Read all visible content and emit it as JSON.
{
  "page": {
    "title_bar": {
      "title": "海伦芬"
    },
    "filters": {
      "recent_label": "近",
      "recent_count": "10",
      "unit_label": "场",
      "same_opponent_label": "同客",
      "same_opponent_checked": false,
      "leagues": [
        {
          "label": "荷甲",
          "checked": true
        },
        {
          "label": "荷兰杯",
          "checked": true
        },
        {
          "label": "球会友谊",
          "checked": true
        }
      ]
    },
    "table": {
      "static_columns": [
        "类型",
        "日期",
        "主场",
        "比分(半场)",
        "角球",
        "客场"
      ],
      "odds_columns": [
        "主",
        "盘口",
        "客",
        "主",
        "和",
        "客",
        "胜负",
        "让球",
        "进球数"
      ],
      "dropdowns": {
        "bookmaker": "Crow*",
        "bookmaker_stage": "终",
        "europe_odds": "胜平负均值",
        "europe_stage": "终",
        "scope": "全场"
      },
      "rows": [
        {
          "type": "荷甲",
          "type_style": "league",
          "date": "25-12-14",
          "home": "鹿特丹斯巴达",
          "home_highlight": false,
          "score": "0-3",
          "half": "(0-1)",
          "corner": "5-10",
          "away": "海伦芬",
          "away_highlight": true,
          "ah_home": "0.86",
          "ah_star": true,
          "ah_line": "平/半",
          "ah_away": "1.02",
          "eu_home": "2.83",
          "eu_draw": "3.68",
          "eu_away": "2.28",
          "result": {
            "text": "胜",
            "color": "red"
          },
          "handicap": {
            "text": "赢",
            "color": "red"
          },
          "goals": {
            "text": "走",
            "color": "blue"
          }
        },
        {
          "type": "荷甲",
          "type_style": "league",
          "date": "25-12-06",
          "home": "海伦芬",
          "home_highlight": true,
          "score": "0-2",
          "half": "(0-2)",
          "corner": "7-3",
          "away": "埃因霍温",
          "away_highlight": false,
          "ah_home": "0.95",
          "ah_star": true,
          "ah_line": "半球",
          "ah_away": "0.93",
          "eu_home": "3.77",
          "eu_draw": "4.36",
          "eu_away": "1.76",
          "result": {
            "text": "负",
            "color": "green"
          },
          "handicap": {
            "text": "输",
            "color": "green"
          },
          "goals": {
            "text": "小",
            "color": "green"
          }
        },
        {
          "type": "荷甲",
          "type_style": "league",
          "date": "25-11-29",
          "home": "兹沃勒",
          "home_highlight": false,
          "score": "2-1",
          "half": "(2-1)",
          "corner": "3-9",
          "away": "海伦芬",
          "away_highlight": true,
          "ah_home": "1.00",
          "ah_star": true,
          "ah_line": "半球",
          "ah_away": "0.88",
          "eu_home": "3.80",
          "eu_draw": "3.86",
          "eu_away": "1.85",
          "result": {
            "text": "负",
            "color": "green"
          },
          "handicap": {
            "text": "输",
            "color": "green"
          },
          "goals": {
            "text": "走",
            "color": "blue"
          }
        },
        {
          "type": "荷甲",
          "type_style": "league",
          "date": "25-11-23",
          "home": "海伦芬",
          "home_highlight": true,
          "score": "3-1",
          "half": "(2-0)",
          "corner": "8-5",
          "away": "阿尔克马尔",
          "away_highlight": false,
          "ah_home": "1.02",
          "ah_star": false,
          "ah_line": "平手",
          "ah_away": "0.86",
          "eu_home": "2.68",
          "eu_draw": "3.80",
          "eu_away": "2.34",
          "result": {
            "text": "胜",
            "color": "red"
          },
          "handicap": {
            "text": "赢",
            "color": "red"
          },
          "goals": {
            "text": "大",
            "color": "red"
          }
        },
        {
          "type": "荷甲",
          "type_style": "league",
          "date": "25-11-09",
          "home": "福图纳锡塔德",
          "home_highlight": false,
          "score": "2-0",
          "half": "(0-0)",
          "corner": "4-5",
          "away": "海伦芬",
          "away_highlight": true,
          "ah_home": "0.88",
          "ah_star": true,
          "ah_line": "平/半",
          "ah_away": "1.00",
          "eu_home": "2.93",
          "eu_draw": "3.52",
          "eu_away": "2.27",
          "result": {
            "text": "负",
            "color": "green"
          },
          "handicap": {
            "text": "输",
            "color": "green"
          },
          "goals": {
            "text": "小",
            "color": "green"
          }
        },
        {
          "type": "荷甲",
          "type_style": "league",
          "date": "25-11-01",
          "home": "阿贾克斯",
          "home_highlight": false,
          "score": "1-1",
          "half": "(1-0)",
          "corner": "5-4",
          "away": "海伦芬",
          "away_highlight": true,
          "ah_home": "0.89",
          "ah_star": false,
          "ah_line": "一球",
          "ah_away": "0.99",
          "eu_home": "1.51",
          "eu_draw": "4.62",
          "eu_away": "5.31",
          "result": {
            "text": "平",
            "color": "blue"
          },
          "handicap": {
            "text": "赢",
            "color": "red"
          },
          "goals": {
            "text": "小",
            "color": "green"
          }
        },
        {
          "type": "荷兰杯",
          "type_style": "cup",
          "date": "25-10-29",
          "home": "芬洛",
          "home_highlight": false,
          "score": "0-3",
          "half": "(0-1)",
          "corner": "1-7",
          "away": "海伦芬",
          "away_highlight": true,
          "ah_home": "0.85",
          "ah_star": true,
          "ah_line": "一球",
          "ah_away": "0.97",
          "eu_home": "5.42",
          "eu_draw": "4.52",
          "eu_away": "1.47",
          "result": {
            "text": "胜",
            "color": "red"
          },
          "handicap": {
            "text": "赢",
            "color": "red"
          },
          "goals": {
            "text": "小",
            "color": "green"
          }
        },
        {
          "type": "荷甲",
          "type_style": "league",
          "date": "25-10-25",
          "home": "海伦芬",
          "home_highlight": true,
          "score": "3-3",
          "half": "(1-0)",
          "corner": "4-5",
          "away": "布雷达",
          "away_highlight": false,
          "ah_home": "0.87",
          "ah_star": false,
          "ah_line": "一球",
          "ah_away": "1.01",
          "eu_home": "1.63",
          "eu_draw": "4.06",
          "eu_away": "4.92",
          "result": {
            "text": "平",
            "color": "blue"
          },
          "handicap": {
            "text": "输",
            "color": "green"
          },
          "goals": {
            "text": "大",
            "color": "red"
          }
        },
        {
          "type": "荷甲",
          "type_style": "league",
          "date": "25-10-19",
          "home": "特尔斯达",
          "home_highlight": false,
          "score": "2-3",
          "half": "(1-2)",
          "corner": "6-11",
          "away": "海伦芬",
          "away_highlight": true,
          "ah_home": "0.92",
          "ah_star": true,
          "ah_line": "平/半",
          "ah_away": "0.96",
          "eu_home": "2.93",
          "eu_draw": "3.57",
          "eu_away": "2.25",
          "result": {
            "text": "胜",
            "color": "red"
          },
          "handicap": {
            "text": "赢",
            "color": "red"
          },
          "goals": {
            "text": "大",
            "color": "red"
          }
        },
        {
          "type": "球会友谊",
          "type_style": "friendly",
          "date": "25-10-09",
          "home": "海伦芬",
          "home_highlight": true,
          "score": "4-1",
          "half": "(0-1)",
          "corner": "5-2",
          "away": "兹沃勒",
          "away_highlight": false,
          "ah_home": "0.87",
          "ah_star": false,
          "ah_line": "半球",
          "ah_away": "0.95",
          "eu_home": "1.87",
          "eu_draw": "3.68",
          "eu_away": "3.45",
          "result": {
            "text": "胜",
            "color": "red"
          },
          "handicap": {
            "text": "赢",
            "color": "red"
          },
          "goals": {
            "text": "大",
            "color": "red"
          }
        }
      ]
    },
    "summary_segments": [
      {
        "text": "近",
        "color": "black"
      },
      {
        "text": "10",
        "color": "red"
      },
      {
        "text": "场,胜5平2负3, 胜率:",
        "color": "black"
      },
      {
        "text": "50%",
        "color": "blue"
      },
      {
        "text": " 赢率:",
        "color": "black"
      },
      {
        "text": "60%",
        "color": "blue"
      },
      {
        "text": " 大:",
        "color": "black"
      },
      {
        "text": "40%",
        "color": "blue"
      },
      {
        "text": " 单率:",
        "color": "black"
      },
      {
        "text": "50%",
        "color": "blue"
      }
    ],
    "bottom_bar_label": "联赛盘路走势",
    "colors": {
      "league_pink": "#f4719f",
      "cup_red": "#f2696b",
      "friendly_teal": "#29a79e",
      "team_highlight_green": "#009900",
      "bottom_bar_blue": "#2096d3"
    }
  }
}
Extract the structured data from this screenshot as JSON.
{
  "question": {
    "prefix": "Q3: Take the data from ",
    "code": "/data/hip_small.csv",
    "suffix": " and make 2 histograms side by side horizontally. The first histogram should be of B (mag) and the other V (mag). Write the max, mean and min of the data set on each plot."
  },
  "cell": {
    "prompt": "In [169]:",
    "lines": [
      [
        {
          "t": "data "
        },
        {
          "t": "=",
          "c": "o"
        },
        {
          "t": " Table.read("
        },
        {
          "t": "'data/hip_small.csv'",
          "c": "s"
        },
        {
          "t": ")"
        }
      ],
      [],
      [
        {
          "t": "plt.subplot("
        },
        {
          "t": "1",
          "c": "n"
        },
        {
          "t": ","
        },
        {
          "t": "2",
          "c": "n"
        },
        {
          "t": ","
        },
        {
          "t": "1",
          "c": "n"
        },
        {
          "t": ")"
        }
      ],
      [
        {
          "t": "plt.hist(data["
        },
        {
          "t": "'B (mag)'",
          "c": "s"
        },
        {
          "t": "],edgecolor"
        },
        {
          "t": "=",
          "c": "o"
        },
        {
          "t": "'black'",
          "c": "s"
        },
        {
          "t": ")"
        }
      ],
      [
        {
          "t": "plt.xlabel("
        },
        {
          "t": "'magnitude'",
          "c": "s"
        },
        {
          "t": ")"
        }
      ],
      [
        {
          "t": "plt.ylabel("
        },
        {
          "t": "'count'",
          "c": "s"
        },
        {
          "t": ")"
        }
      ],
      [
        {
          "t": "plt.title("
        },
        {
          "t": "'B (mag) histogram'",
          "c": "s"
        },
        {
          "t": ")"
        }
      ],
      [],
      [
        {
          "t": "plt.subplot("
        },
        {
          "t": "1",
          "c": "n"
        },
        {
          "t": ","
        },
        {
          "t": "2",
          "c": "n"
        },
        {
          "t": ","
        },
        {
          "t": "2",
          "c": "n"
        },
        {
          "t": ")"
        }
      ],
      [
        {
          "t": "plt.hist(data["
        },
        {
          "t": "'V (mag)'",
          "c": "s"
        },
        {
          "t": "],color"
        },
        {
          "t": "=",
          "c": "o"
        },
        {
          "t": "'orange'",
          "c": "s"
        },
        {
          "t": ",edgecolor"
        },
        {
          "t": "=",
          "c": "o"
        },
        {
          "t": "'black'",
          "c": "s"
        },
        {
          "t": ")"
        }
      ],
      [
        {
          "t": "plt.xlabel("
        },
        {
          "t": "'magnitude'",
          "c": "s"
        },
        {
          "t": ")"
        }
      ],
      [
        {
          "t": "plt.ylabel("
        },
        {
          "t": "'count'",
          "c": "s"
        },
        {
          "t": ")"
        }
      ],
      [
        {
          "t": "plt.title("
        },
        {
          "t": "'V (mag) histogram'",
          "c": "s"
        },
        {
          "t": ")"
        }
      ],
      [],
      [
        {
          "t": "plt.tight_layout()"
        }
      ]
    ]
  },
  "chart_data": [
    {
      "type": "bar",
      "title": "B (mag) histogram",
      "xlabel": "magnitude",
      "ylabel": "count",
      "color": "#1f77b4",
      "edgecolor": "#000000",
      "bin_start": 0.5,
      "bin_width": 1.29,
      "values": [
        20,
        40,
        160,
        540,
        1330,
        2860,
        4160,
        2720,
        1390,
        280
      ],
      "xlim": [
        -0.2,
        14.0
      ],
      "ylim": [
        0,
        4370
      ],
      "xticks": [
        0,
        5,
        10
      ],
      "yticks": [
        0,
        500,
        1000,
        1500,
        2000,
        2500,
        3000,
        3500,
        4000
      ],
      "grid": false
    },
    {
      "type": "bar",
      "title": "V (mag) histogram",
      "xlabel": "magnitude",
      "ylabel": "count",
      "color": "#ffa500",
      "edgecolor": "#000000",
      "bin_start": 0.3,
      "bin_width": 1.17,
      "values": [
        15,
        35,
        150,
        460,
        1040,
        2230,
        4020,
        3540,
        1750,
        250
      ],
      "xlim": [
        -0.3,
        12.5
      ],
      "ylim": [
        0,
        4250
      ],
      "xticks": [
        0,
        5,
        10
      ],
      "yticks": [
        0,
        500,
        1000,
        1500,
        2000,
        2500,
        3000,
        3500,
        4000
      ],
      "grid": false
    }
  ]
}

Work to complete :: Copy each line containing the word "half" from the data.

Reply to the exercise ::
          "half": "(0-1)",
          "half": "(0-2)",
          "half": "(2-1)",
          "half": "(2-0)",
          "half": "(0-0)",
          "half": "(1-0)",
          "half": "(0-1)",
          "half": "(1-0)",
          "half": "(1-2)",
          "half": "(0-1)",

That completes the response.